It is estimated that these prints are roughly 130 million years old, dating from the Early Cretaceous. Standing in these footprints of dragons long ago spurred my imagination with fantasies of time machines and walking between those animals in another era.
Let me show you one of the magnificent beaches in the Algarve! Lovely to spend some time here, in between the chase for dinosaur prints at Salema.
Incredible to witness these dinosaur tracks and imagine how some 130 million millions years ago, huge lizards roamed this place. Salema Beach has more footprints, but they are well hidden. You´ll probably need a local guide to help you out, for even if you are standing close to these vertical rock formations the prints are difficult to see. António Alfarroba pointed them out. As you can see this one does have claws, so it must have been hunting for prey here. I´m afraid I haven´t been able to find out the exact species – if you do know it, you’re welcome to mention it.

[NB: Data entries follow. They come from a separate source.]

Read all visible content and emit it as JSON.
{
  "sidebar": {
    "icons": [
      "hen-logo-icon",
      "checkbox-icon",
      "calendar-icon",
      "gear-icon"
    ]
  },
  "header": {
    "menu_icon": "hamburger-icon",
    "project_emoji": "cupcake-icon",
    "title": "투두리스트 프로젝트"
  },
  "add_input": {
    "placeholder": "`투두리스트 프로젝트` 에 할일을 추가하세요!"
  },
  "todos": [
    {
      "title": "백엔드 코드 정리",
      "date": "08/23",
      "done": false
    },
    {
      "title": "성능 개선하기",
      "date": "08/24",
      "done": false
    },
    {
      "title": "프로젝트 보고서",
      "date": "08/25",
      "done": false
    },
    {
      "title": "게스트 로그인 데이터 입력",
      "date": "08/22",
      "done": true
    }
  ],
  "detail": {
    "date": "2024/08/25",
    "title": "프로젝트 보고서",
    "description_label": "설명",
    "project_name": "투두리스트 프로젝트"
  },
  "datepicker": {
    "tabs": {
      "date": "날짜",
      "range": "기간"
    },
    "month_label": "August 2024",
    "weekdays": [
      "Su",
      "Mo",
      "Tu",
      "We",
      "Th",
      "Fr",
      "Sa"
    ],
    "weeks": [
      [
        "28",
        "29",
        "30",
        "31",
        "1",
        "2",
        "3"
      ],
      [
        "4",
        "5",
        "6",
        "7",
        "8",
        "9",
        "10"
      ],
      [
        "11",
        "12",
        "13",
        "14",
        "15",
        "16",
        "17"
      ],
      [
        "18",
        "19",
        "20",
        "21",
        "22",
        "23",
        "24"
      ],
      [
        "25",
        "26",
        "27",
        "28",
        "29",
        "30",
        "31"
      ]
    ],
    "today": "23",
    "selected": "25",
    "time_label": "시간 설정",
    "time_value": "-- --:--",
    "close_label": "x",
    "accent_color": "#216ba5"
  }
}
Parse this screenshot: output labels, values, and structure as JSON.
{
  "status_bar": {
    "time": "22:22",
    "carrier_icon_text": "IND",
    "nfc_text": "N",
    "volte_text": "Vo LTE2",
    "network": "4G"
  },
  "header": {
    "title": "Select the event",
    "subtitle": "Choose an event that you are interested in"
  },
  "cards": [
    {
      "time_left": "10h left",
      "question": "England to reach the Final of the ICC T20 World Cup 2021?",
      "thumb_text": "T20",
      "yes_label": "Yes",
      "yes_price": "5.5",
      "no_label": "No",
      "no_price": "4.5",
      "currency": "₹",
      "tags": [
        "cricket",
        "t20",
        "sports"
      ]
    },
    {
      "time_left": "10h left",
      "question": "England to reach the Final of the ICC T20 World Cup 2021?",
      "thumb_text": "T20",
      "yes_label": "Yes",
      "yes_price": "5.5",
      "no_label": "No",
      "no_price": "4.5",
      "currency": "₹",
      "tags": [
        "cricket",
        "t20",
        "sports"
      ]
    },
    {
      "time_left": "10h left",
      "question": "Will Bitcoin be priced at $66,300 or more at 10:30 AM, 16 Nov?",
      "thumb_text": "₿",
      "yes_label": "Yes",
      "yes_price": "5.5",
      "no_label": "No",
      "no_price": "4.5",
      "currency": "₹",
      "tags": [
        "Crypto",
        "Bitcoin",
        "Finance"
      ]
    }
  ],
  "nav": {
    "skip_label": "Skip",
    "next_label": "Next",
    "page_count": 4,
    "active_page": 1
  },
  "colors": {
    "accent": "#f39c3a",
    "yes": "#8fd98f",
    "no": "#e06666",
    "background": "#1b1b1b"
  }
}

Going back down memory lane. Huge flocks of pictures are quietly scratching my hard drive. It’s time set some of them free and let them fly out into the wide wild world. Starting with the Algarve, Portugal.
First one above is the lighthouse at Sagres. Suddenly you’re in an Old Testament scene. A goat herd walking home after sunset in Vila do Bispo

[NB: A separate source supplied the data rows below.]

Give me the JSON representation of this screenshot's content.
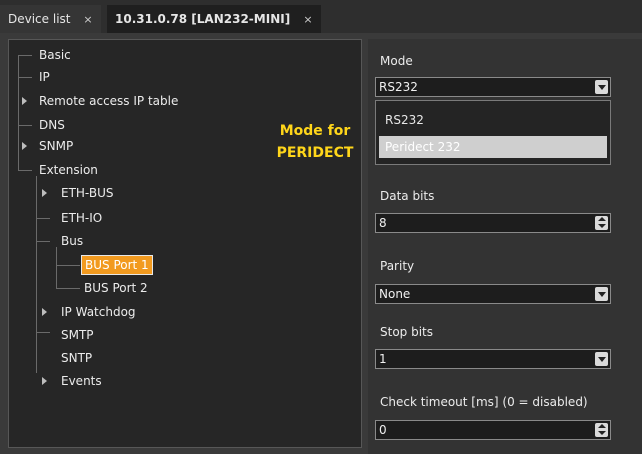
{
  "tabs": [
    {
      "label": "Device list",
      "close": "×"
    },
    {
      "label": "10.31.0.78 [LAN232-MINI]",
      "close": "×"
    }
  ],
  "tree": {
    "basic": "Basic",
    "ip": "IP",
    "remote_access": "Remote access IP table",
    "dns": "DNS",
    "snmp": "SNMP",
    "extension": "Extension",
    "eth_bus": "ETH-BUS",
    "eth_io": "ETH-IO",
    "bus": "Bus",
    "bus_port_1": "BUS Port 1",
    "bus_port_2": "BUS Port 2",
    "ip_watchdog": "IP Watchdog",
    "smtp": "SMTP",
    "sntp": "SNTP",
    "events": "Events"
  },
  "annotation": {
    "line1": "Mode for",
    "line2": "PERIDECT"
  },
  "form": {
    "mode": {
      "label": "Mode",
      "value": "RS232",
      "options": [
        "RS232",
        "Peridect 232"
      ],
      "highlighted": "Peridect 232"
    },
    "data_bits": {
      "label": "Data bits",
      "value": "8"
    },
    "parity": {
      "label": "Parity",
      "value": "None"
    },
    "stop_bits": {
      "label": "Stop bits",
      "value": "1"
    },
    "check_timeout": {
      "label": "Check timeout [ms] (0 = disabled)",
      "value": "0"
    }
  },
  "colors": {
    "selection": "#f29a1f",
    "annotation": "#ffd61a"
  }
}
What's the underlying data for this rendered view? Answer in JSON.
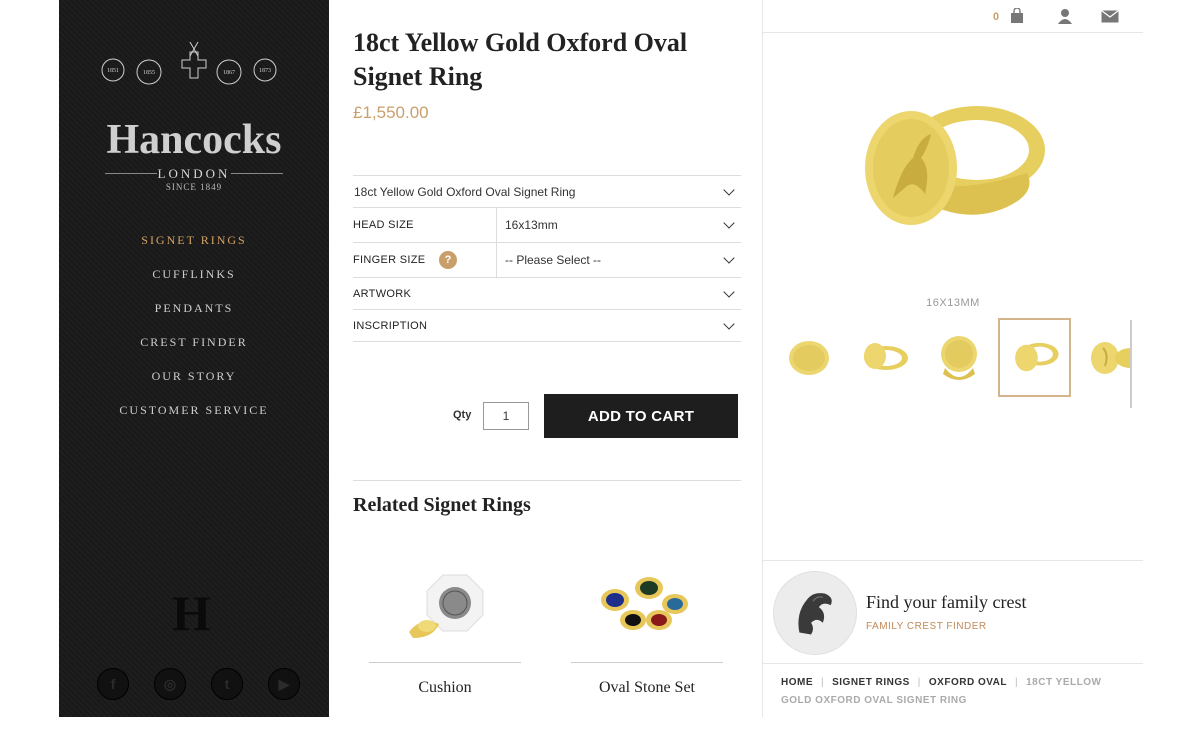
{
  "sidebar": {
    "brand_name": "Hancocks",
    "brand_city": "LONDON",
    "brand_since": "SINCE 1849",
    "nav": [
      "SIGNET RINGS",
      "CUFFLINKS",
      "PENDANTS",
      "CREST FINDER",
      "OUR STORY",
      "CUSTOMER SERVICE"
    ],
    "active_nav": "SIGNET RINGS",
    "monogram": "H",
    "socials": [
      "facebook-icon",
      "instagram-icon",
      "twitter-icon",
      "youtube-icon"
    ]
  },
  "product": {
    "title": "18ct Yellow Gold Oxford Oval Signet Ring",
    "price": "£1,550.00",
    "variant": "18ct Yellow Gold Oxford Oval Signet Ring",
    "head_size_label": "HEAD SIZE",
    "head_size_value": "16x13mm",
    "finger_size_label": "FINGER SIZE",
    "finger_size_help": "?",
    "finger_size_value": "-- Please Select --",
    "artwork_label": "ARTWORK",
    "inscription_label": "INSCRIPTION",
    "qty_label": "Qty",
    "qty_value": "1",
    "add_to_cart": "ADD TO CART"
  },
  "related": {
    "title": "Related Signet Rings",
    "items": [
      {
        "name": "Cushion"
      },
      {
        "name": "Oval Stone Set"
      }
    ]
  },
  "header": {
    "cart_count": "0",
    "icons": [
      "shopping-bag-icon",
      "user-icon",
      "mail-icon"
    ]
  },
  "gallery": {
    "size_caption": "16X13MM",
    "thumbnail_count": 5,
    "selected_thumbnail": 4
  },
  "crest": {
    "title": "Find your family crest",
    "link": "FAMILY CREST FINDER"
  },
  "breadcrumb": [
    "HOME",
    "SIGNET RINGS",
    "OXFORD OVAL",
    "18CT YELLOW GOLD OXFORD OVAL SIGNET RING"
  ],
  "colors": {
    "accent": "#c9a06b",
    "sidebar_bg": "#1b1a1a",
    "button_bg": "#1e1e1e",
    "gold": "#e8d36a"
  }
}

Sunset at sea through a deserted customs building in Vila do Bispo
Sunset ´on the rocks´ near Atlantic ocean in Algarve, Portugal
Algarve beach in twilight after sunset
Same coast from a different point of view and way, way after sunset
Back to Nicosia. So there was this war, and the division of Cyprus in a Greek and a Turkish part. Terrible event, I really don´t understand why people feel the need to start wars. What I do understand, is that crossing the border in the streets of the divided city of Nicosia now had become a major tourist attraction. And that flags underline the national identity everywhere. On both sides.
The Turkish side of the city definitely looks poorer than the Greek side. Abandoned houses create an urbex atmosphere of mystery, lost dreams and desolation.
Then again… this Turkish side of Nicosia also has its charms, with summer holiday feelings on beautiful terraces.
So we went to the Moufflon Bookshop at Pantazis Court in Nicosia to get some local books. Tugged away in an apartment building, rooms filled to the top with books on all imaginable subjects and with the most friendly and helpful bookstore keeper one could imagine. Loved her, and just had to take her picture while working.
Enough Cyprus for now. It’s time for some new adventures.